PrefabNZ, the New Zealand Green Building Council and Community Housing Aotearoa are co-hosting a free pre-election Housing Crisis panel. They are asking political parties to address the issues head on with proactive policies and plans of action,
The event takes place Thursday 7 September, 6pm - 8pm at Lecture Theater One, Faculty of Architecture and Design, Victoria University of Wellington. Open to the public, free, registrations required.
The panel will feature politicians- Denis O'Rourke, NZ First; Geoff Simmons, The Opportunities Party; Julie Anne Genter, The Green Party; Marama Fox, Maori Party; and Phil Twyford, Labour Party. To date, no representative for the National Party has accepted to participate in the panel.
Guy Marriage, Senior Lecturer at Victoria University of Wellington will chair the panel, with housing issue expert Garry Moore making an opening statement. Economist Shamubeel Equab will put provocative opinions to the politicians.
Victoria University of Wellington’s Head of the School of Architecture Dr Morten Gjerde says, “There is plenty of good will around solving the current New Zealand housing crisis, but we’re lacking initiative.”
Dr Gjerde says the Housing Crisis Panel event is interested to hear how political leaders will tackle the task of building houses that Kiwi’s need. “The question is: can we solve the current problems without intervening in the marketplace?”
PrefabNZ's CEO, Pamela Bell says active leadership is necessary to address the country’s home shortage. “Using technology, innovation and Kiwi smarts is a no-brainer. "We are seeking policies that encourage the uptake of more efficient and innovative building systems, materials and methods of production to meet the issues that are being exacerbated by a growing and ageing population. “This is about quantity, quality, and speed. Traditional approaches can’t achieve that.”
While the base problem is that volumes of new homes are required, says Andrew Eagles, NZ Green Building Council CEO, quality is essential. Shockingly, “The NZ building code is below the standards required in most IEA countries with comparable climates," he points out. “Government should modernise the Building Code. If better standards aren’t introduced, the homes we are building now will need to be retrofitted very soon.”
Working together is essential if change is to be achieved in the housing area. “Encouraging debates like this one, alongside PrefabNZ and the NZ Green Building Council, is an opportunity for having a collective impact, so housing solutions move towards seeing all New Zealanders well housed,” says Community Housing Aotearoa CE Scott Figenshow.
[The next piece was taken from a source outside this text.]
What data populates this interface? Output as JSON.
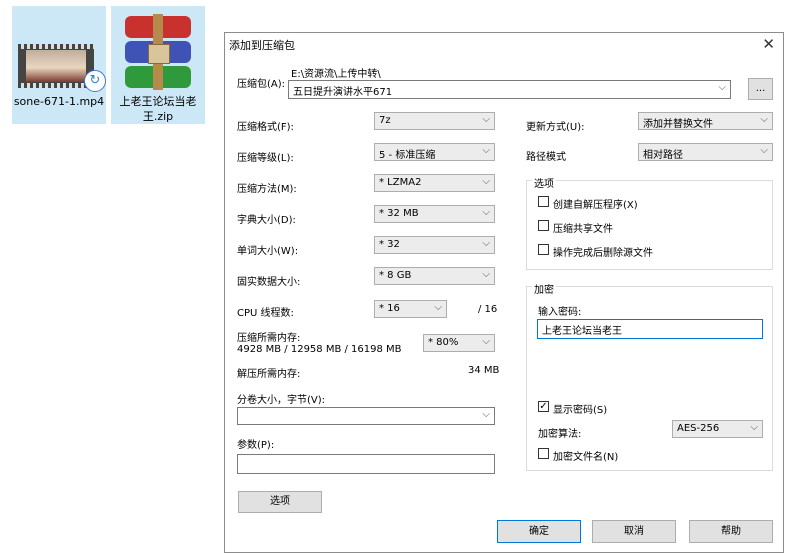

The event is free to attend. To book or for more details, visit http://www.prefabnz.com/Events/housingpanel17.